■ **PROBLEM**:
Look below for lines that hold the string "text" and copy each one.

■ **App and web page records**:
*** Begin section ***
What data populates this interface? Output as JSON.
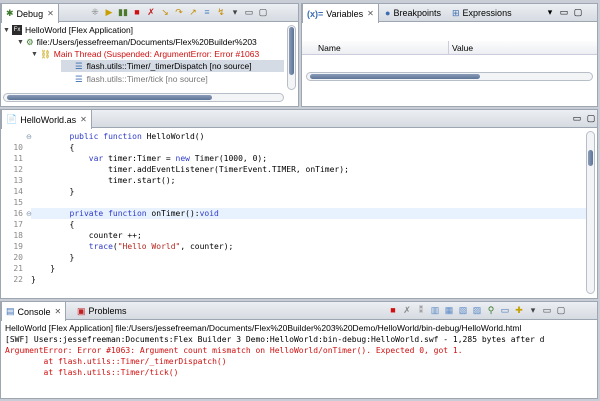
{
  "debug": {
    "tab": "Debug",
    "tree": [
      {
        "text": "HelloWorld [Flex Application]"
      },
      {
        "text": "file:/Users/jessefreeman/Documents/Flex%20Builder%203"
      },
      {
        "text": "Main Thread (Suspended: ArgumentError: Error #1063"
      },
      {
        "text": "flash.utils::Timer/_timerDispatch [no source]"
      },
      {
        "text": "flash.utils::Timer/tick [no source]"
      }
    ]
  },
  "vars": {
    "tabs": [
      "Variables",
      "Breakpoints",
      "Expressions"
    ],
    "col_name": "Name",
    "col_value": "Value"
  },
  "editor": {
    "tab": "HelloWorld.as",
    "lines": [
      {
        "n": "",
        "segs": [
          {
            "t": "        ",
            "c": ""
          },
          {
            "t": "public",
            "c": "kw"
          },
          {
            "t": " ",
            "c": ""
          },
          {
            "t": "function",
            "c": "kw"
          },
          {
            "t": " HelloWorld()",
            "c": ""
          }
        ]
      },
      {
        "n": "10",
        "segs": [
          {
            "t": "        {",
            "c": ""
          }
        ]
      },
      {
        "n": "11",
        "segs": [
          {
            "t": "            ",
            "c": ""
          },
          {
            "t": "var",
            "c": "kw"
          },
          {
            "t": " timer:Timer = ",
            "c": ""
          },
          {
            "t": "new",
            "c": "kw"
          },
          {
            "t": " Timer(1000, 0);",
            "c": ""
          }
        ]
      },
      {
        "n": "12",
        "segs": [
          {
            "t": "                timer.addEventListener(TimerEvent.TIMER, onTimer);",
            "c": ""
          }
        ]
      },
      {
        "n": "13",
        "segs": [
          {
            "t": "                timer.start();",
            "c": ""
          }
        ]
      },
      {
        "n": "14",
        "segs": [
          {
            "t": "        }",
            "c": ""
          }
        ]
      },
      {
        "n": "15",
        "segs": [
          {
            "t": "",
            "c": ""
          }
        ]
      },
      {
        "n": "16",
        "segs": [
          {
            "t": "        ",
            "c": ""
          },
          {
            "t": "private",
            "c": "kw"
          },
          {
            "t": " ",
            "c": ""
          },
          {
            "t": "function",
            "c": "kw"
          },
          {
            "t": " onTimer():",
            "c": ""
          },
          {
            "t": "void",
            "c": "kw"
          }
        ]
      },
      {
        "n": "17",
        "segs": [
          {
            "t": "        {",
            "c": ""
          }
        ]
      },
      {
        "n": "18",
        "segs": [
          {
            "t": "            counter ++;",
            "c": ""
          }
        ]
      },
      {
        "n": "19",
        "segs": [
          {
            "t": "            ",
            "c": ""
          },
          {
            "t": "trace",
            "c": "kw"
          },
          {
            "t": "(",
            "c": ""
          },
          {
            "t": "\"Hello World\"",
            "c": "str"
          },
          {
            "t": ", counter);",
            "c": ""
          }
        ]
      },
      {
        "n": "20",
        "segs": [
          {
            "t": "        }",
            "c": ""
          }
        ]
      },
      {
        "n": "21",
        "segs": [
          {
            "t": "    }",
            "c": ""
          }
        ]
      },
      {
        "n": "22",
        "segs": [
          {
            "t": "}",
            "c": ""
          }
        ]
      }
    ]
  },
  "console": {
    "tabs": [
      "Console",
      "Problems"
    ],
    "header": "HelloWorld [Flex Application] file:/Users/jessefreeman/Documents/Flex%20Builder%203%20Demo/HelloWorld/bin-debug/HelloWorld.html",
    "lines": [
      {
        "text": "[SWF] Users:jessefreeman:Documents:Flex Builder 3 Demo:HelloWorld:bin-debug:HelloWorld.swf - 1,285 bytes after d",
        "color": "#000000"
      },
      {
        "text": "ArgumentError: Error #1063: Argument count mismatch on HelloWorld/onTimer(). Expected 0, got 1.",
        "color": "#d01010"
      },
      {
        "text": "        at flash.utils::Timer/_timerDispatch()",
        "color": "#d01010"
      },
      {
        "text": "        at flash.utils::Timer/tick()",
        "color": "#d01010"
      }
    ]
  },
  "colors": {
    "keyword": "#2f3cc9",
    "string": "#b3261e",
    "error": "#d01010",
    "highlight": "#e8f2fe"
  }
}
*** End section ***
■ **ANSWER FOR THE TASK**:
        "text": "HelloWorld [Flex Application]"
        "text": "file:/Users/jessefreeman/Documents/Flex%20Builder%203"
        "text": "Main Thread (Suspended: ArgumentError: Error #1063"
        "text": "flash.utils::Timer/_timerDispatch [no source]"
        "text": "flash.utils::Timer/tick [no source]"
        "text": "[SWF] Users:jessefreeman:Documents:Flex Builder 3 Demo:HelloWorld:bin-debug:HelloWorld.swf - 1,285 bytes after d",
        "text": "ArgumentError: Error #1063: Argument count mismatch on HelloWorld/onTimer(). Expected 0, got 1.",
        "text": "        at flash.utils::Timer/_timerDispatch()",
        "text": "        at flash.utils::Timer/tick()",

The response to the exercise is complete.